2018 Minah M Choi


The environmental justice movement emerged after the civil rights movement and began as an attack on environmental racism, when communities of color and low-income experience disproportionately high levels of exposure to air pollution, water pollution, and toxic facilities. The environmental justice movement is not unitary in practice, nor should it be—environmental racism and injustice are manifested in different ways and scales. However, those exposed to environmental racism are unified under an identity in solidarity, known as the people of color identity in environmental justice.

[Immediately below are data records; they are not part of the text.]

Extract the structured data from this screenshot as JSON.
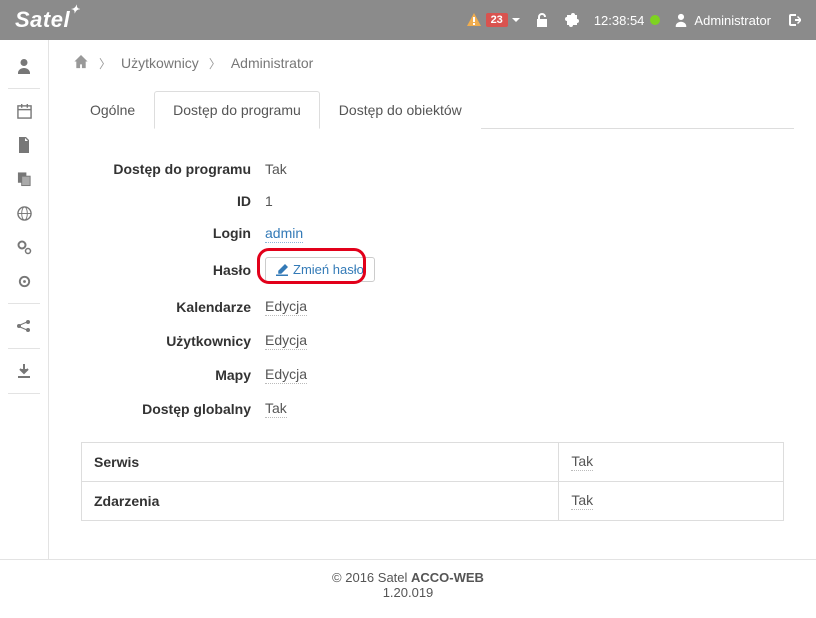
{
  "topbar": {
    "logo": "Satel",
    "notif_count": "23",
    "time": "12:38:54",
    "user_label": "Administrator"
  },
  "breadcrumb": {
    "item1": "Użytkownicy",
    "item2": "Administrator"
  },
  "tabs": {
    "t0": "Ogólne",
    "t1": "Dostęp do programu",
    "t2": "Dostęp do obiektów"
  },
  "form": {
    "access_label": "Dostęp do programu",
    "access_value": "Tak",
    "id_label": "ID",
    "id_value": "1",
    "login_label": "Login",
    "login_value": "admin",
    "pass_label": "Hasło",
    "pass_btn": "Zmień hasło",
    "cal_label": "Kalendarze",
    "cal_value": "Edycja",
    "users_label": "Użytkownicy",
    "users_value": "Edycja",
    "maps_label": "Mapy",
    "maps_value": "Edycja",
    "global_label": "Dostęp globalny",
    "global_value": "Tak"
  },
  "table": {
    "r0c0": "Serwis",
    "r0c1": "Tak",
    "r1c0": "Zdarzenia",
    "r1c1": "Tak"
  },
  "footer": {
    "copy_prefix": "© 2016 Satel ",
    "copy_bold": "ACCO-WEB",
    "version": "1.20.019"
  }
}
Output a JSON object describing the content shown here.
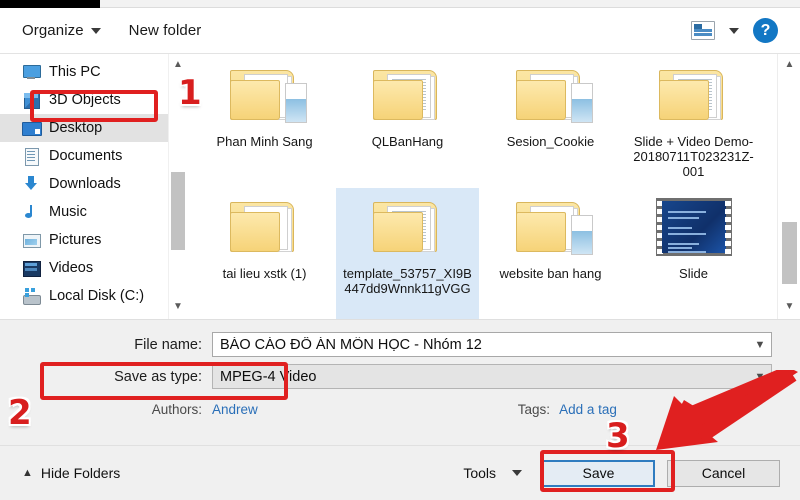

As the environmental justice movement has grown and taken shape to better address injustices of a racialized landscape, it has connected more closely with movements for spatial justice and immigrant rights to combat a detrimentally narrow focus of activism. This thesis explores the rise of community-based activism in the Los Angeles’ labor social justice organizing after the civil unrest in 1992. By employing a spatial framework to environmental activism in urban settings, Los Angeles is a particularly provoking case study for analyzing the regional environmental justice movement as well as the multi-scalar social justice organizing movement. Contextualizing Los Angeles’ community-based activism in a historic context in the first section and then analyzing components of social justice organizing across movements, this project attempts to contribute to the ongoing discussion on the development of identity in justice-seeking activism.

This thesis is restricted to the Claremont Colleges current faculty, students, and staff.